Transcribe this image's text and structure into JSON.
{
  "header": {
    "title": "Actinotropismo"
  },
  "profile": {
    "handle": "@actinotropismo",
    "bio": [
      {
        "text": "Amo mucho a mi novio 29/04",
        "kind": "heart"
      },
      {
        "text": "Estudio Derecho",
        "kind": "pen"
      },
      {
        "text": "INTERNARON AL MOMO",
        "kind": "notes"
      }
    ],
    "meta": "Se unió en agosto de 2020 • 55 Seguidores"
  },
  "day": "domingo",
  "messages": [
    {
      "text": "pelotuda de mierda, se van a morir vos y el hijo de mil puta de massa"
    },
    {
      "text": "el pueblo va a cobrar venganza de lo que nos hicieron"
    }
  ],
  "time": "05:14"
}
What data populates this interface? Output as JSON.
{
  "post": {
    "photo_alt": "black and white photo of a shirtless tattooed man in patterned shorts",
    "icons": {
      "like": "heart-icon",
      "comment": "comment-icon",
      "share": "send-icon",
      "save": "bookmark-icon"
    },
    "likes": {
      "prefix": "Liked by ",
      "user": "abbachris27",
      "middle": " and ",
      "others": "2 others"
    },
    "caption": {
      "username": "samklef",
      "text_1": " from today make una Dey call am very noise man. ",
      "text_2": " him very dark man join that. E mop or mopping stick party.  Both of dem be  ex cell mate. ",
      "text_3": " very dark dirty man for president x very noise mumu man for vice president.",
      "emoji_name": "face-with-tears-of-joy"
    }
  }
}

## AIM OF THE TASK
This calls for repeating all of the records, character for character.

## COMPLETED TASK
Transcribe this image's text and structure into JSON.
{
  "header": {
    "title": "Actinotropismo"
  },
  "profile": {
    "handle": "@actinotropismo",
    "bio": [
      {
        "text": "Amo mucho a mi novio 29/04",
        "kind": "heart"
      },
      {
        "text": "Estudio Derecho",
        "kind": "pen"
      },
      {
        "text": "INTERNARON AL MOMO",
        "kind": "notes"
      }
    ],
    "meta": "Se unió en agosto de 2020 • 55 Seguidores"
  },
  "day": "domingo",
  "messages": [
    {
      "text": "pelotuda de mierda, se van a morir vos y el hijo de mil puta de massa"
    },
    {
      "text": "el pueblo va a cobrar venganza de lo que nos hicieron"
    }
  ],
  "time": "05:14"
}
What data populates this interface? Output as JSON.
{
  "post": {
    "photo_alt": "black and white photo of a shirtless tattooed man in patterned shorts",
    "icons": {
      "like": "heart-icon",
      "comment": "comment-icon",
      "share": "send-icon",
      "save": "bookmark-icon"
    },
    "likes": {
      "prefix": "Liked by ",
      "user": "abbachris27",
      "middle": " and ",
      "others": "2 others"
    },
    "caption": {
      "username": "samklef",
      "text_1": " from today make una Dey call am very noise man. ",
      "text_2": " him very dark man join that. E mop or mopping stick party.  Both of dem be  ex cell mate. ",
      "text_3": " very dark dirty man for president x very noise mumu man for vice president.",
      "emoji_name": "face-with-tears-of-joy"
    }
  }
}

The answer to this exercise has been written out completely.